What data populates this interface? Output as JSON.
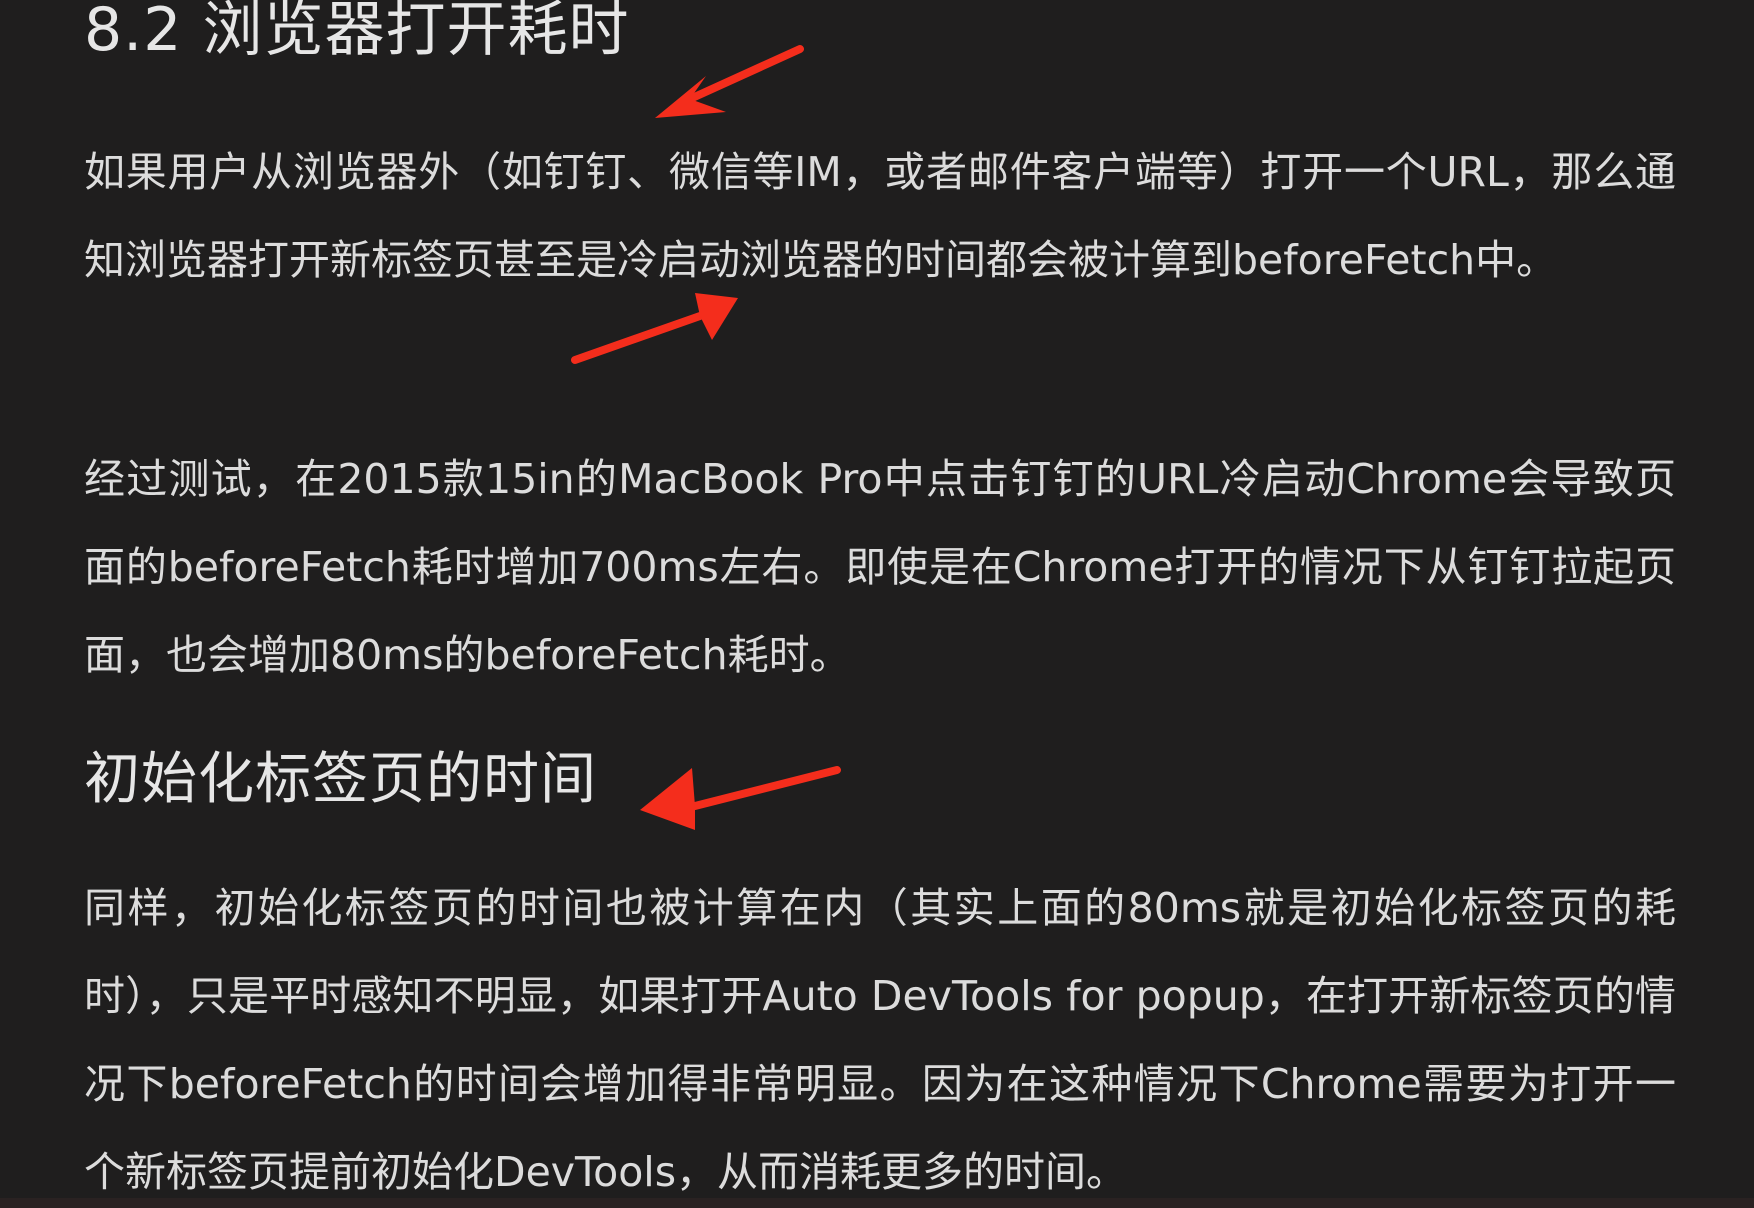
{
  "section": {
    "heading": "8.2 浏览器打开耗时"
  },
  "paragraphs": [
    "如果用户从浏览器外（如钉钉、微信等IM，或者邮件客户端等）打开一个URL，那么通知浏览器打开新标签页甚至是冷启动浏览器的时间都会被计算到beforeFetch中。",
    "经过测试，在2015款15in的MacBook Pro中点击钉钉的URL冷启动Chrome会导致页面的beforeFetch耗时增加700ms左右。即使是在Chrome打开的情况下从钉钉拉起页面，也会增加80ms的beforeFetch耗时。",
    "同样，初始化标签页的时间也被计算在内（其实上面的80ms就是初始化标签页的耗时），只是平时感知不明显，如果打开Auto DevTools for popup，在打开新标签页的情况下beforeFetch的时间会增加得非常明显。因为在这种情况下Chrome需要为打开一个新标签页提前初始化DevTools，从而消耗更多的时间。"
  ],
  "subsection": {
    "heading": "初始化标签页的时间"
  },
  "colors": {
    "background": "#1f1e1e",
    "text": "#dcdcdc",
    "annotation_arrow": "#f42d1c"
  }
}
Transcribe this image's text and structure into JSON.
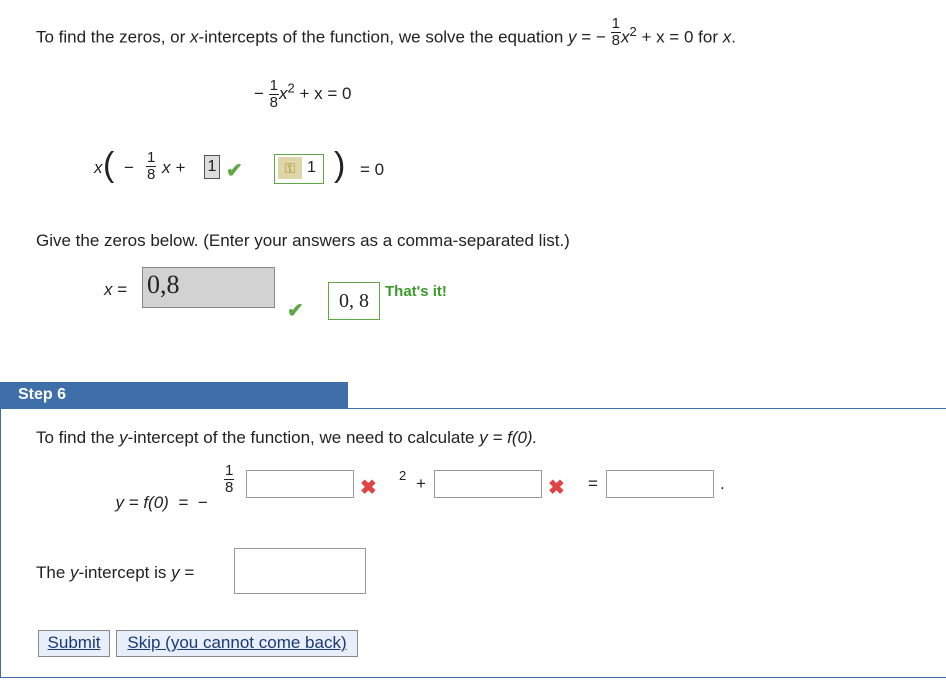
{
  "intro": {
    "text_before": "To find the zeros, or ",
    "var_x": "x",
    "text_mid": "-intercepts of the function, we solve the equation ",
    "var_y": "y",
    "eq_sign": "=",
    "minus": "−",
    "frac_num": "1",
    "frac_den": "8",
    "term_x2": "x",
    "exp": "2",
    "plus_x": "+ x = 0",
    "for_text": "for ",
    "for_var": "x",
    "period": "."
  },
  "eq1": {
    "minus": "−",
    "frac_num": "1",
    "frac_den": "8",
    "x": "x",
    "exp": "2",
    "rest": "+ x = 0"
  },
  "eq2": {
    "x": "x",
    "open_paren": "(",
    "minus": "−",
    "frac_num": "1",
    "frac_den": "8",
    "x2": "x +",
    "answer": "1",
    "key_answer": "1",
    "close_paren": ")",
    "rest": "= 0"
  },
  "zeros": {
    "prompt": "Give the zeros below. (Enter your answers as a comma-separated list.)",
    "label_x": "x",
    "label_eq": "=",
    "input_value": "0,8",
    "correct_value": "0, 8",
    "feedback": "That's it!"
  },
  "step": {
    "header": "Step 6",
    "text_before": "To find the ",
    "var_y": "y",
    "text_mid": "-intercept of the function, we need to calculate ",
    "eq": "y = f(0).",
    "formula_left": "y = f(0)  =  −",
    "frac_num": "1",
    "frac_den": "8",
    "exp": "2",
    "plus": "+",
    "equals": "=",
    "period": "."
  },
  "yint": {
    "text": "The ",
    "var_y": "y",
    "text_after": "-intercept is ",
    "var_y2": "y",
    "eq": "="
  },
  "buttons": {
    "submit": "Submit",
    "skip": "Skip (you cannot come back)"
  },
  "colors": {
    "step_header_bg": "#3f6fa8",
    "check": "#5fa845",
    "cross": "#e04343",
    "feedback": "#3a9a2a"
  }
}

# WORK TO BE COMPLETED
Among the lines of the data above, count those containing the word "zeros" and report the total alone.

# OUTPUT FOR THIS TASK
3